  • TJC     MacArdle, Meredith.  The Timechart of Jewish Civilization. Worth Press Ltd., 2004.

  • WWR  Hinnells, John.  Who’s Who of Religions.  Penguin Books, 1991.

(4)      References from Wikipedia

  • W/ApoT          Wikipedia’s ‘Apollonius of Tyana.’

  • W/QHJ            Wikipedia’s ‘Quest for the Historical Jesus.’

  • W/Mbirth        Wikipedia’s  ‘Miraculous Births.’

  • W/TacCh    Wikipedia references, by the title initials of the Wikipedia entry

  • W2               New Testament Apocrypha.  Gives the most complete list of all the early noncanonical writings.  It discusses which books were close candidates for NT Inclusion, but were not ultimately included.

  • W3               Jesus Seminar.  These were 150 critical scholars and laymen, working in the 1990s.  In Macrh 2006 they began work on a new description of the emergence of the Jesus traditions through the first two centuries  CE.

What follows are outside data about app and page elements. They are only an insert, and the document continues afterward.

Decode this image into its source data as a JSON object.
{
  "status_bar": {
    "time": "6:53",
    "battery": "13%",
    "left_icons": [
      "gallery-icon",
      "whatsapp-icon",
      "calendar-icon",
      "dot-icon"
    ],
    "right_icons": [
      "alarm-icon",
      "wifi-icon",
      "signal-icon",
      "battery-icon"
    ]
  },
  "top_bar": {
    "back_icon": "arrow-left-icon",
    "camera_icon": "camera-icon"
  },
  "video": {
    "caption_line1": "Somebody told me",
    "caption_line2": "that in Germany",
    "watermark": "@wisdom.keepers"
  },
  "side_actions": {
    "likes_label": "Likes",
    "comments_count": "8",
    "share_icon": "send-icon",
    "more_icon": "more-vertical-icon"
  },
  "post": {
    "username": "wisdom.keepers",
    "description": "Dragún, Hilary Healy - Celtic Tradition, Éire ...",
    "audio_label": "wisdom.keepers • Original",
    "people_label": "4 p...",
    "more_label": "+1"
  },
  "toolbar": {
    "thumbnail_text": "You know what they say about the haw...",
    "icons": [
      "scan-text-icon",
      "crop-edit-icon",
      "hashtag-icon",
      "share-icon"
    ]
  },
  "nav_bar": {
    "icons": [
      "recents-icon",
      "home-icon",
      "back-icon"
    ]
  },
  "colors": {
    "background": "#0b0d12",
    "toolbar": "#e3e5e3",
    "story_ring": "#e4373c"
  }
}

  • W4.              List of People Claimed to be Jesus.

  • W5.              Tom Harpur

  • W6.              Charles Templeton

  • W7.              Bart D. Ehrman

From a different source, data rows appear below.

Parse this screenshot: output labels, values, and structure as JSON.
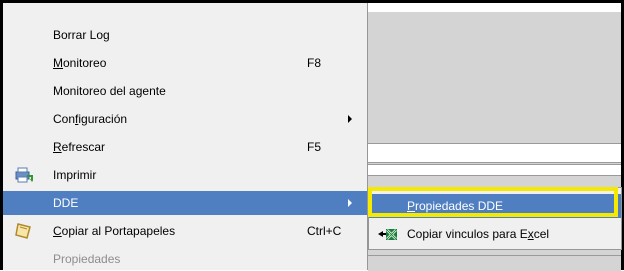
{
  "menu": {
    "items": [
      {
        "label": "Borrar Log",
        "shortcut": "",
        "has_submenu": false,
        "state": "normal"
      },
      {
        "label": "Monitoreo",
        "shortcut": "F8",
        "has_submenu": false,
        "state": "normal"
      },
      {
        "label": "Monitoreo del agente",
        "shortcut": "",
        "has_submenu": false,
        "state": "normal"
      },
      {
        "label": "Configuración",
        "shortcut": "",
        "has_submenu": true,
        "state": "normal"
      },
      {
        "label": "Refrescar",
        "shortcut": "F5",
        "has_submenu": false,
        "state": "normal"
      },
      {
        "label": "Imprimir",
        "shortcut": "",
        "has_submenu": false,
        "state": "normal",
        "icon": "printer-icon"
      },
      {
        "label": "DDE",
        "shortcut": "",
        "has_submenu": true,
        "state": "selected"
      },
      {
        "label": "Copiar al Portapapeles",
        "shortcut": "Ctrl+C",
        "has_submenu": false,
        "state": "normal",
        "icon": "clipboard-icon"
      },
      {
        "label": "Propiedades",
        "shortcut": "",
        "has_submenu": false,
        "state": "disabled"
      }
    ]
  },
  "submenu": {
    "items": [
      {
        "label": "Propiedades DDE",
        "state": "selected"
      },
      {
        "label": "Copiar vinculos para Excel",
        "state": "normal",
        "icon": "excel-link-icon"
      }
    ]
  },
  "colors": {
    "selection": "#4f7fc0",
    "highlight_box": "#f5e900",
    "menu_bg": "#f0f0f0",
    "disabled_text": "#8d8d8d"
  }
}
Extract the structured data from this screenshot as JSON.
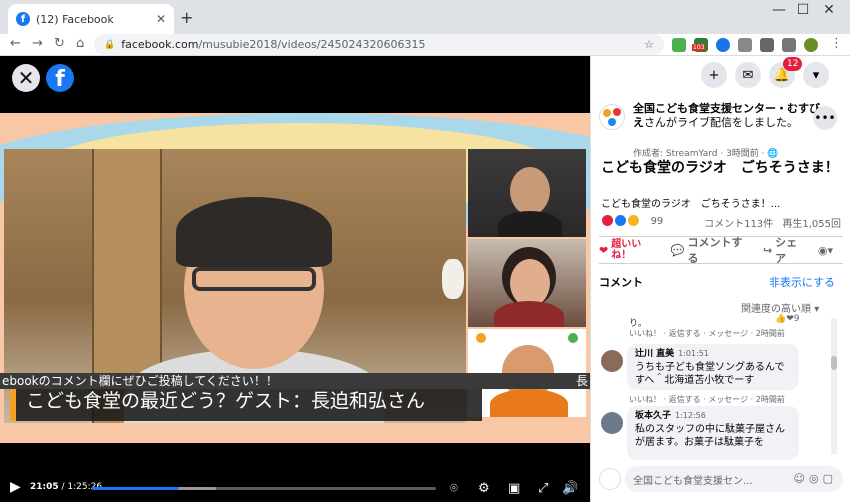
{
  "browser": {
    "tab_title": "(12) Facebook",
    "favicon_letter": "f",
    "new_tab": "+",
    "url_host": "facebook.com",
    "url_path": "/musubie2018/videos/245024320606315",
    "ext_badge": "103",
    "window_min": "—",
    "window_max": "☐",
    "window_close": "✕",
    "tab_close": "✕"
  },
  "player": {
    "close_glyph": "✕",
    "logo_letter": "f",
    "caption": "こども食堂の最近どう？ゲスト：長迫和弘さん",
    "ticker": "ebookのコメント欄にぜひご投稿してください！！",
    "ticker_right": "長",
    "time_current": "21:05",
    "time_total": "1:25:26",
    "progress_fraction": 0.25,
    "buffer_fraction": 0.36
  },
  "topnav": {
    "notification_count": "12"
  },
  "post": {
    "author": "全国こども食堂支援センター・むすびえ",
    "author_suffix": "さんがライブ配信をしました。",
    "meta": "作成者: StreamYard · 3時間前 · 🌐",
    "title": "こども食堂のラジオ　ごちそうさま！",
    "desc": "こども食堂のラジオ　ごちそうさま！...",
    "reaction_count": "99",
    "comment_count": "コメント113件",
    "view_count": "再生1,055回",
    "like_label": "超いいね！",
    "comment_label": "コメントする",
    "share_label": "シェア"
  },
  "comments_section": {
    "heading": "コメント",
    "hide": "非表示にする",
    "sort": "関連度の高い順",
    "fragment_text": "り。",
    "fragment_reactions": "9",
    "fragment_meta": "いいね！ · 返信する · メッセージ · 2時間前",
    "items": [
      {
        "name": "辻川 直美",
        "time": "1:01:51",
        "text": "うちも子ども食堂ソングあるんですへ＾北海道苫小牧でーす",
        "meta": "いいね！ · 返信する · メッセージ · 2時間前"
      },
      {
        "name": "坂本久子",
        "time": "1:12:56",
        "text": "私のスタッフの中に駄菓子屋さんが居ます。お菓子は駄菓子を",
        "meta": ""
      }
    ],
    "compose_placeholder": "全国こども食堂支援セン..."
  }
}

  • W8.              Lists of Atheists

  • W9.              Richard Swinburne

  • W10.            Virgin Birth of Jesus

  • W11.             Alvin Plantinga

  • W12.             Gretta Vosper

  • W13.              Athanasian Creed

  • W14.              Apostle (Christian)

  • W15.              Paul the Apostle

  • W16.              Resurrection

  • W/Jos           Wikipedia/Josephus on Jesus

  • W/MbS         Wikipedia/Mara bar Serapion on Jesus.

  • W/PYC          Wikipedia/Pliny the Younger on Christians

  • W/TacCh      Wikipedia/Tacitus on Christ

  • W/EofT          Wickipedia/Edict of Thessalonica

Timelines

  • W/TC              Timeline of Christianity.
  • W/TCM          Timeline of Christian missions
  • W/TEO           Timeline of the Eastern Orthodox Church in Greece (33 – 717)
  • W/TJ               Timeline of Jerusalem
  • W/TOR           Timeline of Church History …(the Orthodox church.)
  • W/TRC           Timeline of the Catholic Church.
  • W/StCh          State Church of the Roman Empire